Your copy should match the records exactly, except that no pictures appear in it.
------------------------------------------------------------
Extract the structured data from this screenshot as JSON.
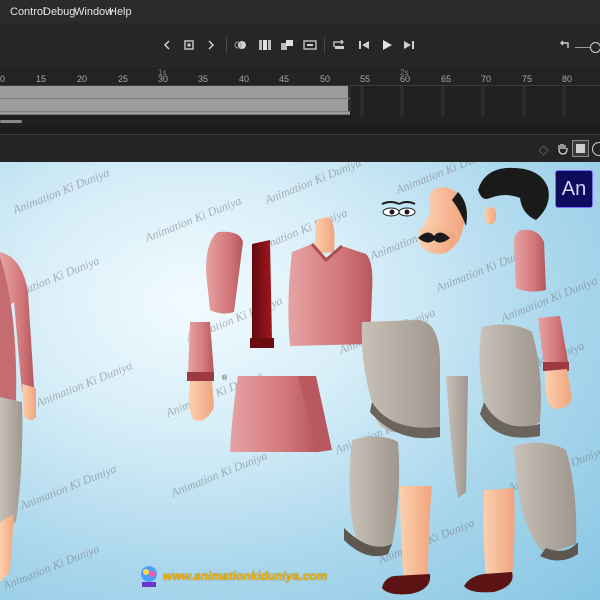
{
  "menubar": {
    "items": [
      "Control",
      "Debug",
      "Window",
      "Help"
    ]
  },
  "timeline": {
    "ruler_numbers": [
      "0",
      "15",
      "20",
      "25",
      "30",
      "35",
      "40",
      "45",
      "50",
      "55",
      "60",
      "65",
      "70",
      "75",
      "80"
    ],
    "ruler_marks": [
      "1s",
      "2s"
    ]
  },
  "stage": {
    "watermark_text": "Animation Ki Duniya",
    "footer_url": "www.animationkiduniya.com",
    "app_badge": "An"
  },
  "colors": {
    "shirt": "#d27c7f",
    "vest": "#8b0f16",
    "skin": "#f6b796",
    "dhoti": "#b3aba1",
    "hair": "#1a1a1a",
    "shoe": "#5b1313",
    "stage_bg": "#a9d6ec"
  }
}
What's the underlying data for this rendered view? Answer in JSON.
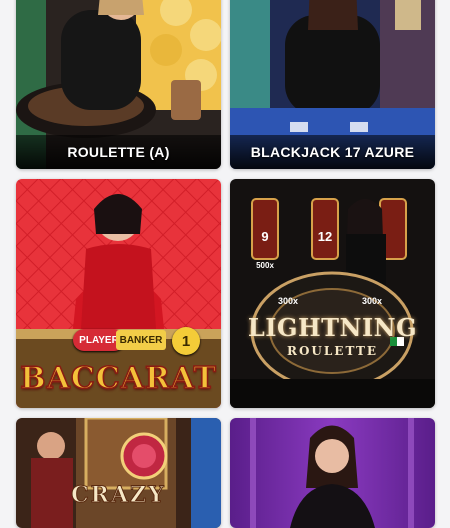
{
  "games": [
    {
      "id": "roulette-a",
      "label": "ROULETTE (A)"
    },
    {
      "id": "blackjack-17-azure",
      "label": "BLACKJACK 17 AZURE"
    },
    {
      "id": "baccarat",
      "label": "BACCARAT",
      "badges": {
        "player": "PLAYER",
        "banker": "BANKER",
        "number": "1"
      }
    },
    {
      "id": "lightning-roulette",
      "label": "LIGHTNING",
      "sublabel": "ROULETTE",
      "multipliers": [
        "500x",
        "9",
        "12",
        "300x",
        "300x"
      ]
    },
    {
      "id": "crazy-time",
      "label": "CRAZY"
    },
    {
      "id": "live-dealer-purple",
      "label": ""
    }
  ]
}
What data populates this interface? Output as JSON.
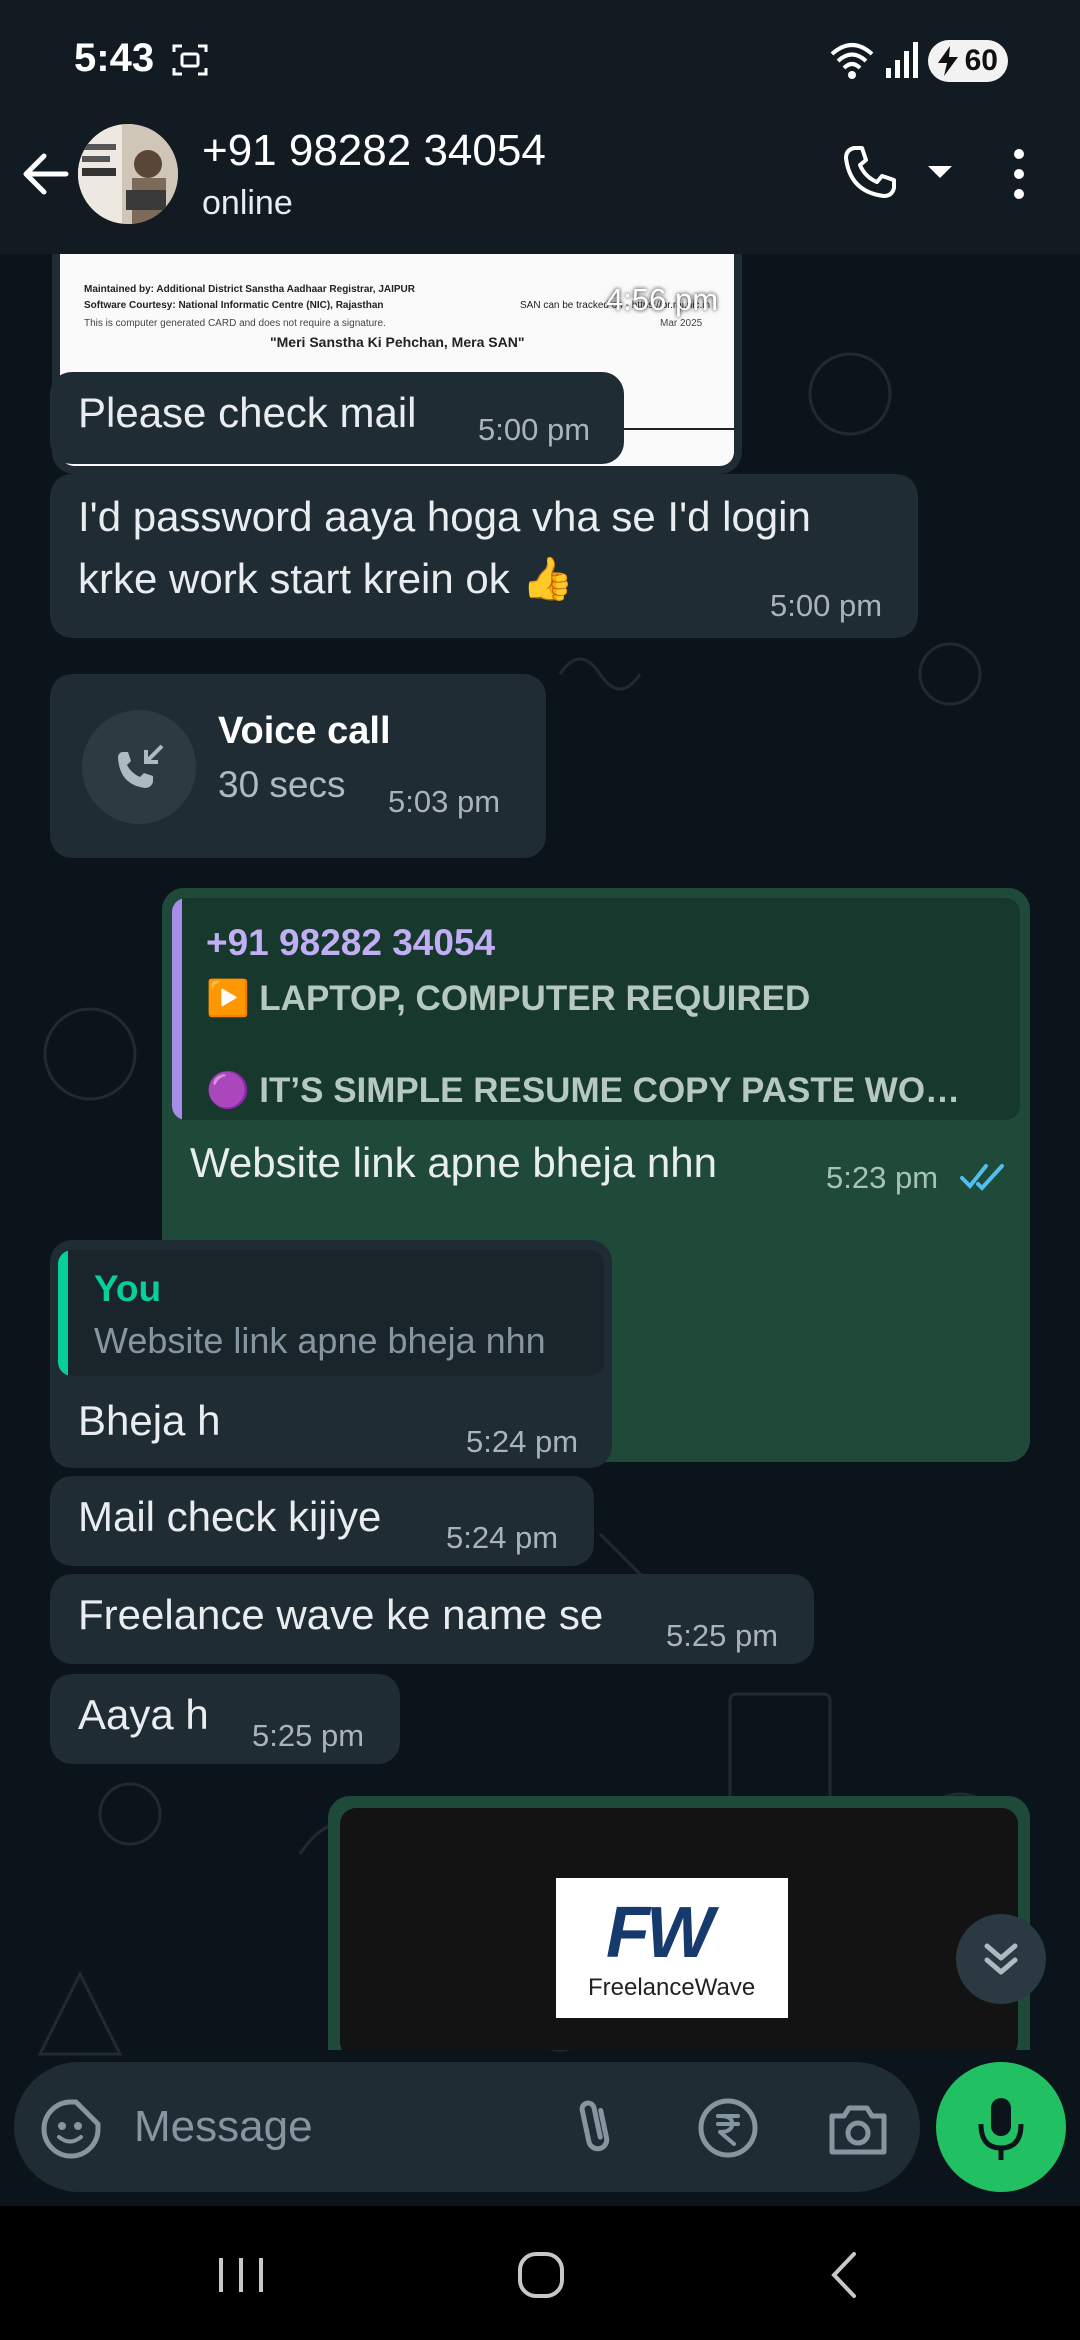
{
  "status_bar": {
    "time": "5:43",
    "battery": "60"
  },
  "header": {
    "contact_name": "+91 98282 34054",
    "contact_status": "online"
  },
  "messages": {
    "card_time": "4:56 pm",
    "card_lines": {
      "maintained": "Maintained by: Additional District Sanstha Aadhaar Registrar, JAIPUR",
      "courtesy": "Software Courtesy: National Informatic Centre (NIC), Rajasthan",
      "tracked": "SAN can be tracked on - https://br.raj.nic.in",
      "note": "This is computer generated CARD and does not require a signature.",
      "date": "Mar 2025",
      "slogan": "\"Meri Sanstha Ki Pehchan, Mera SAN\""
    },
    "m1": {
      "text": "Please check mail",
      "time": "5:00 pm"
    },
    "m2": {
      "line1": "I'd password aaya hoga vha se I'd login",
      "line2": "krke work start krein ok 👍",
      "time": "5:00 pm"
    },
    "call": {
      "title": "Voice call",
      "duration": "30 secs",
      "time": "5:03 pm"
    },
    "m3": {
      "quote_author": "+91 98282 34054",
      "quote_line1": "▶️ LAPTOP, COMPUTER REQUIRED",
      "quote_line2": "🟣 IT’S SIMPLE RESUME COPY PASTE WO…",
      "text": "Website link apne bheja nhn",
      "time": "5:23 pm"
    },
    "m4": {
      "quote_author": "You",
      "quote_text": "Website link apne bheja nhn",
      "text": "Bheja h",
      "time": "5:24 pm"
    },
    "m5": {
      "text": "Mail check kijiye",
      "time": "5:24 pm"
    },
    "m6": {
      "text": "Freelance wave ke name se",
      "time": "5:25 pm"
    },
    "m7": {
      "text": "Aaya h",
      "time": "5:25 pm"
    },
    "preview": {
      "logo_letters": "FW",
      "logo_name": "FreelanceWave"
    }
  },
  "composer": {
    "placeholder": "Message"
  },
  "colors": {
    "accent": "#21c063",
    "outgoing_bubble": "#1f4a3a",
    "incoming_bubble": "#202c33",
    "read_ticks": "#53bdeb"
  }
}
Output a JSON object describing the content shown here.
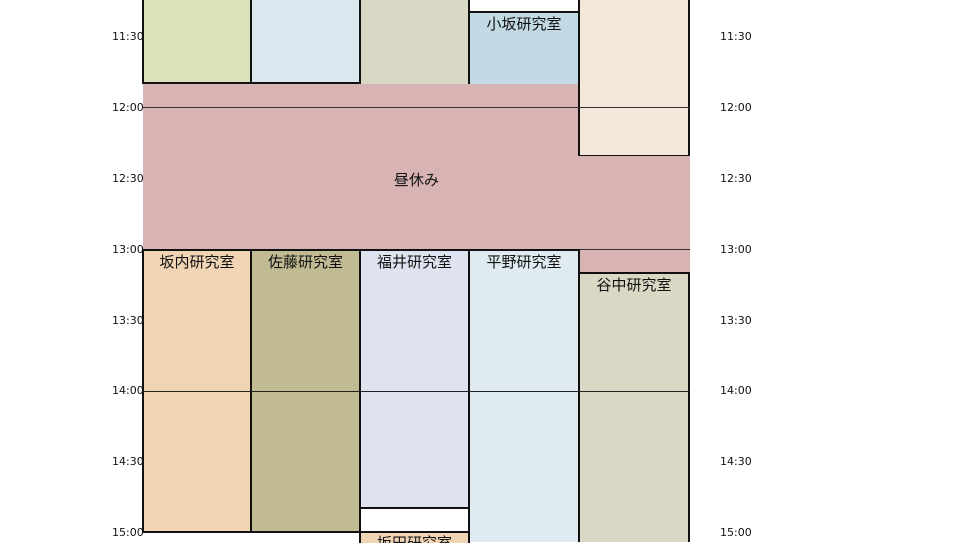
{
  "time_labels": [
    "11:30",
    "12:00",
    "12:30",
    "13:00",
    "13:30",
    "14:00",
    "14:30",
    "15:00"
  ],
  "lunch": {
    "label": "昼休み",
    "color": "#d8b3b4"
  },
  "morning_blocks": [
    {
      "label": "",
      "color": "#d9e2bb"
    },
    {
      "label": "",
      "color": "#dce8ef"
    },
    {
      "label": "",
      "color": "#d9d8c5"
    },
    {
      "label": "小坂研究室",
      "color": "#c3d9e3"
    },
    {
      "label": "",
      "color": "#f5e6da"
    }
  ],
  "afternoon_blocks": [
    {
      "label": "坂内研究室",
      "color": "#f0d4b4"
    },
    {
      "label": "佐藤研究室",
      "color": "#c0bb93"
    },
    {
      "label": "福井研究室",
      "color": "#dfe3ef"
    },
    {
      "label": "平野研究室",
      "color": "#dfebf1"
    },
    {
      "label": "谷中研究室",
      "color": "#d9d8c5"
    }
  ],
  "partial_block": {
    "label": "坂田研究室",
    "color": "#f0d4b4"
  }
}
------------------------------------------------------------
### Answer to this problem
Extract the structured data from this screenshot as JSON.
{
  "menubar": {
    "items": [
      "Control",
      "Debug",
      "Window",
      "Help"
    ]
  },
  "timeline": {
    "ruler_numbers": [
      "0",
      "15",
      "20",
      "25",
      "30",
      "35",
      "40",
      "45",
      "50",
      "55",
      "60",
      "65",
      "70",
      "75",
      "80"
    ],
    "ruler_marks": [
      "1s",
      "2s"
    ]
  },
  "stage": {
    "watermark_text": "Animation Ki Duniya",
    "footer_url": "www.animationkiduniya.com",
    "app_badge": "An"
  },
  "colors": {
    "shirt": "#d27c7f",
    "vest": "#8b0f16",
    "skin": "#f6b796",
    "dhoti": "#b3aba1",
    "hair": "#1a1a1a",
    "shoe": "#5b1313",
    "stage_bg": "#a9d6ec"
  }
}
What's the underlying data for this rendered view? Answer in JSON.
{
  "games": [
    {
      "id": "roulette-a",
      "label": "ROULETTE (A)"
    },
    {
      "id": "blackjack-17-azure",
      "label": "BLACKJACK 17 AZURE"
    },
    {
      "id": "baccarat",
      "label": "BACCARAT",
      "badges": {
        "player": "PLAYER",
        "banker": "BANKER",
        "number": "1"
      }
    },
    {
      "id": "lightning-roulette",
      "label": "LIGHTNING",
      "sublabel": "ROULETTE",
      "multipliers": [
        "500x",
        "9",
        "12",
        "300x",
        "300x"
      ]
    },
    {
      "id": "crazy-time",
      "label": "CRAZY"
    },
    {
      "id": "live-dealer-purple",
      "label": ""
    }
  ]
}
What data populates this interface? Output as JSON.
{
  "status_bar": {
    "time": "5:43",
    "battery": "60"
  },
  "header": {
    "contact_name": "+91 98282 34054",
    "contact_status": "online"
  },
  "messages": {
    "card_time": "4:56 pm",
    "card_lines": {
      "maintained": "Maintained by: Additional District Sanstha Aadhaar Registrar, JAIPUR",
      "courtesy": "Software Courtesy: National Informatic Centre (NIC), Rajasthan",
      "tracked": "SAN can be tracked on - https://br.raj.nic.in",
      "note": "This is computer generated CARD and does not require a signature.",
      "date": "Mar 2025",
      "slogan": "\"Meri Sanstha Ki Pehchan, Mera SAN\""
    },
    "m1": {
      "text": "Please check mail",
      "time": "5:00 pm"
    },
    "m2": {
      "line1": "I'd password aaya hoga vha se I'd login",
      "line2": "krke work start krein ok 👍",
      "time": "5:00 pm"
    },
    "call": {
      "title": "Voice call",
      "duration": "30 secs",
      "time": "5:03 pm"
    },
    "m3": {
      "quote_author": "+91 98282 34054",
      "quote_line1": "▶️ LAPTOP, COMPUTER REQUIRED",
      "quote_line2": "🟣 IT’S SIMPLE RESUME COPY PASTE WO…",
      "text": "Website link apne bheja nhn",
      "time": "5:23 pm"
    },
    "m4": {
      "quote_author": "You",
      "quote_text": "Website link apne bheja nhn",
      "text": "Bheja h",
      "time": "5:24 pm"
    },
    "m5": {
      "text": "Mail check kijiye",
      "time": "5:24 pm"
    },
    "m6": {
      "text": "Freelance wave ke name se",
      "time": "5:25 pm"
    },
    "m7": {
      "text": "Aaya h",
      "time": "5:25 pm"
    },
    "preview": {
      "logo_letters": "FW",
      "logo_name": "FreelanceWave"
    }
  },
  "composer": {
    "placeholder": "Message"
  },
  "colors": {
    "accent": "#21c063",
    "outgoing_bubble": "#1f4a3a",
    "incoming_bubble": "#202c33",
    "read_ticks": "#53bdeb"
  }
}
Output a JSON object describing the content shown here.
{
  "time_labels": [
    "11:30",
    "12:00",
    "12:30",
    "13:00",
    "13:30",
    "14:00",
    "14:30",
    "15:00"
  ],
  "lunch": {
    "label": "昼休み",
    "color": "#d8b3b4"
  },
  "morning_blocks": [
    {
      "label": "",
      "color": "#d9e2bb"
    },
    {
      "label": "",
      "color": "#dce8ef"
    },
    {
      "label": "",
      "color": "#d9d8c5"
    },
    {
      "label": "小坂研究室",
      "color": "#c3d9e3"
    },
    {
      "label": "",
      "color": "#f5e6da"
    }
  ],
  "afternoon_blocks": [
    {
      "label": "坂内研究室",
      "color": "#f0d4b4"
    },
    {
      "label": "佐藤研究室",
      "color": "#c0bb93"
    },
    {
      "label": "福井研究室",
      "color": "#dfe3ef"
    },
    {
      "label": "平野研究室",
      "color": "#dfebf1"
    },
    {
      "label": "谷中研究室",
      "color": "#d9d8c5"
    }
  ],
  "partial_block": {
    "label": "坂田研究室",
    "color": "#f0d4b4"
  }
}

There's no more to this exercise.